Task details -> Provide the number of lines below containing the word "icon", without any other words.

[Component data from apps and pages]
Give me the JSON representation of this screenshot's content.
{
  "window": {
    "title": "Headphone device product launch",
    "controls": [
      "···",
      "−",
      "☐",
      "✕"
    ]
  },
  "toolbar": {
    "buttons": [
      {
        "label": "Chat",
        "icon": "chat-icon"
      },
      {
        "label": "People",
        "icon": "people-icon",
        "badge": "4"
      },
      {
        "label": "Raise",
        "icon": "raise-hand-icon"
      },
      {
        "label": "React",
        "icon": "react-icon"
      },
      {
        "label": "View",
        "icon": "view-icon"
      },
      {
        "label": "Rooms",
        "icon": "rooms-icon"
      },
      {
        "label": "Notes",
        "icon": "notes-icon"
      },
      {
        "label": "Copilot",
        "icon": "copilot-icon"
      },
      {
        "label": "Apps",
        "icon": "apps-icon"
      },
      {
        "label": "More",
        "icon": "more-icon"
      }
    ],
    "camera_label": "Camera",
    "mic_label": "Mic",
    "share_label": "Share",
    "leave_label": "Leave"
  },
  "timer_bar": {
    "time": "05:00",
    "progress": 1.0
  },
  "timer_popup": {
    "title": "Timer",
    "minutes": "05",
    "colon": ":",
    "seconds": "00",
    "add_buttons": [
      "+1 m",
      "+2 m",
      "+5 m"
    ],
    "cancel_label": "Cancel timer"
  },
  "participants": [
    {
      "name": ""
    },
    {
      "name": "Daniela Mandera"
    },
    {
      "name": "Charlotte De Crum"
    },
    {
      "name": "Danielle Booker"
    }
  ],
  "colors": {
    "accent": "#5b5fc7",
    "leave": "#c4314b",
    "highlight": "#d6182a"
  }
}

Task answer -> 10